NOW!Jakarta met The Principal of New Zealand School Jakarta, Rhett Butlet Hunter and Head of School Tim Maitland to know about the school ecosystem that brings sense of community as a strengh for decent education environment.

New Zealand School Jakarta brings the sense of community as a foundation to build good school ecosystem. Photo courtesy of New Zealand School Jakarta/NOW!JAKARTA

Rhett Butler Hunter


What are some of the strengths of the New Zealand School?

I’d have to start with our community. You feel it the moment you walk onto our campus. Teachers, parents and children are all so engaged. I’ve visited a lot of other international schools in Jakarta and they seem to lack a certain something that our parents find here. It’s an openness and warmth which translates into an almost palpable energy and buzz around campus. If you are looking for a small school where every teacher truly knows your child, you’ve found the perfect place!

How does the school reflect the values of New Zealand culture?

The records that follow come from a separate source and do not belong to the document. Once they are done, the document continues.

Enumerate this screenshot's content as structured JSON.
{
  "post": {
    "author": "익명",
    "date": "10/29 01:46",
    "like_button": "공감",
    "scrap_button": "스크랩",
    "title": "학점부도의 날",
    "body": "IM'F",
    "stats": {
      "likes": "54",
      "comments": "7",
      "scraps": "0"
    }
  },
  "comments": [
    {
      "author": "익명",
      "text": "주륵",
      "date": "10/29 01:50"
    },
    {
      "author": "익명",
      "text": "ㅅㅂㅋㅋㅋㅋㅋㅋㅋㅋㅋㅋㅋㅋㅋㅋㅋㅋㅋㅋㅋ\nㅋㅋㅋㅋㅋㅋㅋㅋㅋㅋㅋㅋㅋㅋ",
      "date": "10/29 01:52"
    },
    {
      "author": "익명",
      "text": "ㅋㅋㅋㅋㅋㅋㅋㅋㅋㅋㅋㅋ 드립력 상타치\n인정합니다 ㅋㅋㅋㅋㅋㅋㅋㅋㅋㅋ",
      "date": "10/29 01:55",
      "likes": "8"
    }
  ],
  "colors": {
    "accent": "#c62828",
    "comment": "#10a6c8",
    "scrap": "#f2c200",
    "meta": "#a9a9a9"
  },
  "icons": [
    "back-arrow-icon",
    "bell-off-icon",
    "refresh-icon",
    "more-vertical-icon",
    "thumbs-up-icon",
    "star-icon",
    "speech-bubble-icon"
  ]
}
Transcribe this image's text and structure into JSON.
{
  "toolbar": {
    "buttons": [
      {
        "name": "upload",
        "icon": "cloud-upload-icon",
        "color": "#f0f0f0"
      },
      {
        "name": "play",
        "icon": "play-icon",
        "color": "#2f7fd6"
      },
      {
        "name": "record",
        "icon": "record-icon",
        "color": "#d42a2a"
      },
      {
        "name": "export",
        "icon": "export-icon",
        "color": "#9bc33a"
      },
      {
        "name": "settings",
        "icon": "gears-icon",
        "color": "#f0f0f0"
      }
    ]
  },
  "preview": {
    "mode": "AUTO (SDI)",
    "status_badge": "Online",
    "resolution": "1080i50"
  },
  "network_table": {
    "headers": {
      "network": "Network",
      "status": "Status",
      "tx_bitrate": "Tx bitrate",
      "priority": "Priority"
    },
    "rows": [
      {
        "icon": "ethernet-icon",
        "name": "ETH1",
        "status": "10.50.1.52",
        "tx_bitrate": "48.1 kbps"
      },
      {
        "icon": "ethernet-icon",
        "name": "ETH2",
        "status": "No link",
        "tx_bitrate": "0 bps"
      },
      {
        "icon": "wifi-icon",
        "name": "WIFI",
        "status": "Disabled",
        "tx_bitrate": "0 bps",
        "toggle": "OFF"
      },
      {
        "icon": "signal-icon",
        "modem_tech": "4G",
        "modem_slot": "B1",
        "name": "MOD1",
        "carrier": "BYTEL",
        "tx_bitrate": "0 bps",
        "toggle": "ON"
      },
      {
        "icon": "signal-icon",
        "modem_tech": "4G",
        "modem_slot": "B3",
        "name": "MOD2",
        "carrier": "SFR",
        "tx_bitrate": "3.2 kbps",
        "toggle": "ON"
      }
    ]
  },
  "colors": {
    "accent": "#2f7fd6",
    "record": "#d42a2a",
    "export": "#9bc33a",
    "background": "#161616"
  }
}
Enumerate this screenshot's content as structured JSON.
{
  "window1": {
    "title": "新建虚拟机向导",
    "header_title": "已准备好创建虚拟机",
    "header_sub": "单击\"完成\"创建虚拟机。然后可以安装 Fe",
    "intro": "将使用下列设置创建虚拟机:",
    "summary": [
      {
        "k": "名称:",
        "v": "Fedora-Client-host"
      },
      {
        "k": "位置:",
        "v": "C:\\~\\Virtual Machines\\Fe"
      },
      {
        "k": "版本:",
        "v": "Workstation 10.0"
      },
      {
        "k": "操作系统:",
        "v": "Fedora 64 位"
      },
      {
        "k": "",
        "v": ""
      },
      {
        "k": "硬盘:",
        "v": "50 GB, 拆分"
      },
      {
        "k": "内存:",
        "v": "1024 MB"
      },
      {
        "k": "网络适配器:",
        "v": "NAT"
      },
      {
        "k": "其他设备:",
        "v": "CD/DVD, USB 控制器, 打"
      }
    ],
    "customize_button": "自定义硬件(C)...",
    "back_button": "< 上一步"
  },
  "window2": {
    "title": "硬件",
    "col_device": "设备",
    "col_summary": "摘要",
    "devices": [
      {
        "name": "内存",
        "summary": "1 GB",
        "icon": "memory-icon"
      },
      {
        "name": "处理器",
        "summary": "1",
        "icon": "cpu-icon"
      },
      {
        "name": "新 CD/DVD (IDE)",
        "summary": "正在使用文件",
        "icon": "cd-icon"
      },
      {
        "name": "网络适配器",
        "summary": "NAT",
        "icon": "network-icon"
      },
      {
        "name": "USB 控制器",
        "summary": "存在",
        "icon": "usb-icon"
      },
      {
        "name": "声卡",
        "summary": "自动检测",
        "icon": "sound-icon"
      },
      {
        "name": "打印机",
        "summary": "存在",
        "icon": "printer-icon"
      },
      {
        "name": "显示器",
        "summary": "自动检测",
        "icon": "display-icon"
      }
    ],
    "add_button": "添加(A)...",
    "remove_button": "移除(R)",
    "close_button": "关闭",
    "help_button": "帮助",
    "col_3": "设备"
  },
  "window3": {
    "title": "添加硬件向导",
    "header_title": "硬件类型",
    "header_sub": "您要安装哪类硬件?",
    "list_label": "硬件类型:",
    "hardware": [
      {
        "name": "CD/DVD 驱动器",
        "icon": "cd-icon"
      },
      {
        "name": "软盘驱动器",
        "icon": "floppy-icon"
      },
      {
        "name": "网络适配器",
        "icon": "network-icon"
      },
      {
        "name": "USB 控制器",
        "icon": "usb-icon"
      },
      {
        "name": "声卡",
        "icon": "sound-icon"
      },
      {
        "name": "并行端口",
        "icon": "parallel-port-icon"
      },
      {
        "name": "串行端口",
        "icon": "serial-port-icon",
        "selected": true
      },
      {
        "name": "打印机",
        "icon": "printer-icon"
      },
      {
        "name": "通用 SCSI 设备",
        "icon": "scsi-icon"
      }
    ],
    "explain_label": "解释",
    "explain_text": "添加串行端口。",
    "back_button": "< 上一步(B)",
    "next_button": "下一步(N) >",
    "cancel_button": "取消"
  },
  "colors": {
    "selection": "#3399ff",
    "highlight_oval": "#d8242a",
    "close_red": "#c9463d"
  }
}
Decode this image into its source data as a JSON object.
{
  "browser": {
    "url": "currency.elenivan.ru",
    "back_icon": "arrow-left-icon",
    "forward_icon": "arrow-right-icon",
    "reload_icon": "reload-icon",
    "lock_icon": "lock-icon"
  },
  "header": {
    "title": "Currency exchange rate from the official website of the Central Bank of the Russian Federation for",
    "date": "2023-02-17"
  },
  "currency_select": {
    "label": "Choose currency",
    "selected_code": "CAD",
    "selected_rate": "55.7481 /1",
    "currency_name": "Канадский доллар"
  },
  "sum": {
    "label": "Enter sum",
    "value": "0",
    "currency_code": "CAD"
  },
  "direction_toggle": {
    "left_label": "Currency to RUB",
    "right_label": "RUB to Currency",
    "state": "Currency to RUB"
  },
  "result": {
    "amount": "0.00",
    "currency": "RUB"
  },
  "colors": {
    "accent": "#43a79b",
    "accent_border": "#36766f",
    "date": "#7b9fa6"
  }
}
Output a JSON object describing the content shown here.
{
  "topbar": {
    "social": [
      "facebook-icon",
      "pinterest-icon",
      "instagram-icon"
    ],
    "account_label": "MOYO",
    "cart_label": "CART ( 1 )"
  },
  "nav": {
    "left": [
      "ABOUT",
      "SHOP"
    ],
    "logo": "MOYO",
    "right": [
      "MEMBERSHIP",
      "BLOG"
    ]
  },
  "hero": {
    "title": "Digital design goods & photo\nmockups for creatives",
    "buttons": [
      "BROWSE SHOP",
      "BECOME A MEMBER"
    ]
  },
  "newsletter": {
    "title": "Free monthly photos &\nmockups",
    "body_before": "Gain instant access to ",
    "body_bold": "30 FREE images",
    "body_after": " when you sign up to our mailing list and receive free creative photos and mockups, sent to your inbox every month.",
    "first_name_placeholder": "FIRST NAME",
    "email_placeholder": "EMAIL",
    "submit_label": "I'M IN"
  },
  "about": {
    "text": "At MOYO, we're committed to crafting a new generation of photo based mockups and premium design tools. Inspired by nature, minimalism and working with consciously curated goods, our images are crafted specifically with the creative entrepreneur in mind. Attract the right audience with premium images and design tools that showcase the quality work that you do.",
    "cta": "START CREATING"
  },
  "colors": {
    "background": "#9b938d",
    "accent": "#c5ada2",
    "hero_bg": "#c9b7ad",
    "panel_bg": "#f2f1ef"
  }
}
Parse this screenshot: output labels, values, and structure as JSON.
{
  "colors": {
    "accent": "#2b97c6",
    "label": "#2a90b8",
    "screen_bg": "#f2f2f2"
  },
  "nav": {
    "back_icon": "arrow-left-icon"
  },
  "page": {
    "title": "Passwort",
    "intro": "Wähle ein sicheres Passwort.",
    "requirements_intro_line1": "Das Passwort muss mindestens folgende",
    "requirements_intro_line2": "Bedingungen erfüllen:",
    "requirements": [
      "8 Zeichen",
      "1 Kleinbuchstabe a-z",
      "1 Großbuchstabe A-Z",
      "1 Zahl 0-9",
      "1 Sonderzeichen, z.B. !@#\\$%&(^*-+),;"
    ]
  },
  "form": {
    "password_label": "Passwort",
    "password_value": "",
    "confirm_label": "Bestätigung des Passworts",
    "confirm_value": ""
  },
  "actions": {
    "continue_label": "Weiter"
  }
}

NZS Jakarta celebrates and respects cultural diversity, language and heritage. Our educators take the time to discover and learn about family backgrounds as this establishes strong relationships between teachers, children and parents. This partnership is the key to unlocking a child’s readiness to learn and seek new knowledge. Yearly and monthly events engage our communities to participate in the learning and the culture of our wider whanau (family).

At NZS we put in place the support needed to challenge our children. This excellence makes way for them to reach their potential, even when faced with difficulties. Our school Inquiries connect children to the real world and enable them to innovate, think critically and reflect on how they impact society and future generations to come. We develop young learners to have integrity and responsibility for their school and community environment. Hands on projects, conferences and school wide initiatives are just a few of the many ways we develop accountability, creativity and responsibility.

Rhett Butler Hunter, The Principal at New Zealand School Jakarta. Personal Files/NOW!JAKARTA

How do you create an inclusive environment with the wide range of student needs represented?

Schools need to provide a welcoming experience for all students, not just those who struggle, so that effective classroom strategies can be successfully employed. The most effective way to build an inclusive learning environment comes from forming meaningful connections between our teachers and students.

By taking the time and effort to view each child as an individual and believing that each student can succeed, our educators and their students become partners in success. Putting our students’ emotional needs first is essential. By building relationships in the classroom, students will feel comfortable enough to come out of their shells and tell us what is really on their minds.

Students want to feel valued, loved and like they are a part of a larger school community. By forming a bond between our teachers and students and providing an effective educational framework for  success, real learning can take root.

Tim Maitland

Head of School

Tim Maitland, Head of School at New Zealand School Jakarta. Personal Files/NOW!JAKARTA

What are some of the strengths of the New Zealand School?

We are a small, family-oriented community, which allows our teachers to personalise learning to the needs of the learners and deliver an excellent curriculum that develops children to be well-rounded, global citizens equipped to respond to an uncertain future.

Learners and families at New Zealand School should feel a sense of belonging in a community that is supportive and responsive. We have a strong team of educators that are motivated to guide children through their educational journey and to help them realise their full potential.

What curriculum does the school follow?

We follow the New Zealand Curriculum – a curriculum with the vision to create confident, connected and actively engaged life-long learners, which is supplemented by other academic frameworks including Cambridge. The New Zealand Curriculum focuses on eight areas: English, The Arts, Health and Physical Education, Languages, Mathematics and Statistics, Science, Social Sciences and Technology.

This is taught alongside the five Key Competencies (thinking; relating to others; using language, symbols and texts; managing self and participating and contributing) that children need to develop in order to thrive in the 21st century. We use inquiry-based learning, where children are actively involved in the learning process and are encouraged to ask thought-provoking questions and develop a deep understanding about the world around them.

We believe the holistic nature of the curriculum gives our learners a solid foundation that will set them up for success in the future.

Please tell us more about your secondary programme as you are going to reopen the secondary school in July 2019.

We are very excited to reopen our secondary programme, which will continue to follow the New Zealand Curriculum in lower secondary supplemented by other academic frameworks to enhance the learning experiences for our students.

We are currently undergoing renovations to our campus for the secondary school, including a new science laboratory and new classrooms. Our students will be going into Grade 7 as ambassadors of the school and will be given opportunities to develop their leadership skills. They will be given more responsibility and a voice that represents the student body.

In addition, programmes will be in place that require our secondary students to be mentors and think about how they can contribute positively to the school and the local community. We are all looking forward to July 2019 for the start of the new academic year.



This article is originally from paper. Read NOW!Jakarta Magazine May 2019 issue “Kids, Family, and Education”. Available at selected bookstore or SUBSCRIBE here.

NOW! Jakarta

NOW! Jakarta

The article is produced by editorial team of NOW!Jakarta